Each line of the records that includes "Prohibited" should be found and copied.
>>>>
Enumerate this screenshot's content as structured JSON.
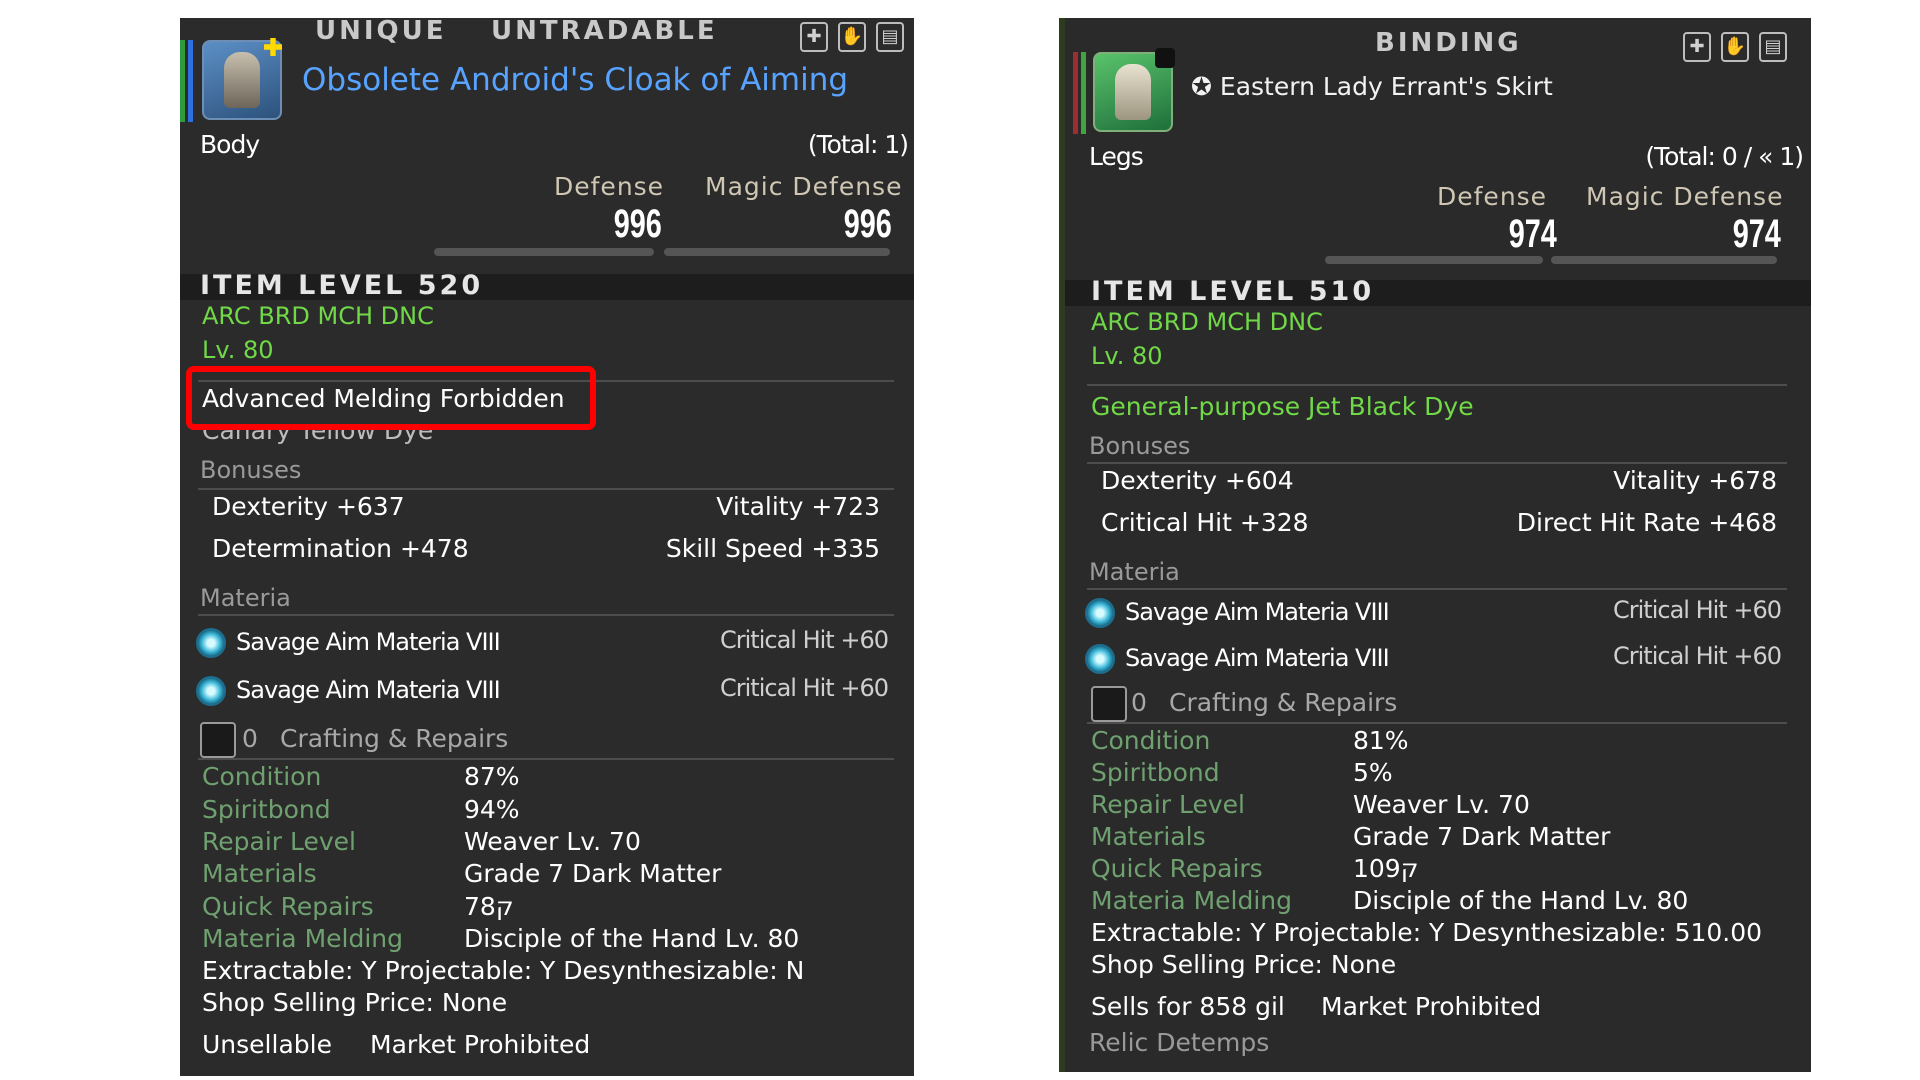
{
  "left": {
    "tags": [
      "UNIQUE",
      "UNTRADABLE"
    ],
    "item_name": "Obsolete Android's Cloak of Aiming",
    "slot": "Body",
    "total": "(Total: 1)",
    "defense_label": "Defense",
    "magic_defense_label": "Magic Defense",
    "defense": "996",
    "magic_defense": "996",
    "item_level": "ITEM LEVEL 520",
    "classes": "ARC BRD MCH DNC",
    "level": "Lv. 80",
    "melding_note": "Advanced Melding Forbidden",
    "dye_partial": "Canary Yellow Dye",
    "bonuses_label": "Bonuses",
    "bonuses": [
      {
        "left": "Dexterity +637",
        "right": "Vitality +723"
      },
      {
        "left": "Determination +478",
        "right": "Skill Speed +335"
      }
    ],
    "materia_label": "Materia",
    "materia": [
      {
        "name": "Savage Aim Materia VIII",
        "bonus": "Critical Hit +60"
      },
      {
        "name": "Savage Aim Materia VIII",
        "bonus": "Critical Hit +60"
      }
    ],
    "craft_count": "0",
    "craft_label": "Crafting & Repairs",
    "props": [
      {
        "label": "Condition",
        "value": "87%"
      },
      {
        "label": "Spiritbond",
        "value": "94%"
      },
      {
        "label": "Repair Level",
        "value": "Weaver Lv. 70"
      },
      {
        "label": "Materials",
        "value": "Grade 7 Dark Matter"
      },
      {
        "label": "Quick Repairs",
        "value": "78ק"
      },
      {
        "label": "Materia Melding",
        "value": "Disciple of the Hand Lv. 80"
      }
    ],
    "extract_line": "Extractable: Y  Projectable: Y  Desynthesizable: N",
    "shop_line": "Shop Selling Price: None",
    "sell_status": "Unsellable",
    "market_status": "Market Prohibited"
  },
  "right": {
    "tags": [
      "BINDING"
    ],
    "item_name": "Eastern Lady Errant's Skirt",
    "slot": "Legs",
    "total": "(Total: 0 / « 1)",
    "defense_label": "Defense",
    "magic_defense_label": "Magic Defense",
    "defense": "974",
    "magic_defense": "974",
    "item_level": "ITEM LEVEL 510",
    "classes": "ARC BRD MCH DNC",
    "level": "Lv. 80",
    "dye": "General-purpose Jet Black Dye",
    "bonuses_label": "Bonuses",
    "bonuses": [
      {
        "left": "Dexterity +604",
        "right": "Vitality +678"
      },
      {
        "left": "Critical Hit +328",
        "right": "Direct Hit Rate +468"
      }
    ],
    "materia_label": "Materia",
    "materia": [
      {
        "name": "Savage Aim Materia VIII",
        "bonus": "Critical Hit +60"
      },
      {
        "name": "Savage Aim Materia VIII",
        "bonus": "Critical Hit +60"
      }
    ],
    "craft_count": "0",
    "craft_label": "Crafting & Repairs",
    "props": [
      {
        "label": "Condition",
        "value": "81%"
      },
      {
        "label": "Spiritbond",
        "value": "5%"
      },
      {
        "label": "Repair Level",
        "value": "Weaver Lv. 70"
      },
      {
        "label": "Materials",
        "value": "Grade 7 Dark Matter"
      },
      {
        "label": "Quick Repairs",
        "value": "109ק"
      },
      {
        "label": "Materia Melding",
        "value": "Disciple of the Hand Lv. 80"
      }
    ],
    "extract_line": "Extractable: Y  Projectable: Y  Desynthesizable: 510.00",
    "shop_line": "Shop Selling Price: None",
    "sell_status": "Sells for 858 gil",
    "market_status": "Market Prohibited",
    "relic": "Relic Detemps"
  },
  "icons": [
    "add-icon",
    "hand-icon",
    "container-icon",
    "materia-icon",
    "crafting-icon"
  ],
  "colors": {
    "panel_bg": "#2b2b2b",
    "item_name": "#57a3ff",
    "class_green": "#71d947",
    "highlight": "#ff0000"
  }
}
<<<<
**Task solution**
    "market_status": "Market Prohibited"
    "market_status": "Market Prohibited",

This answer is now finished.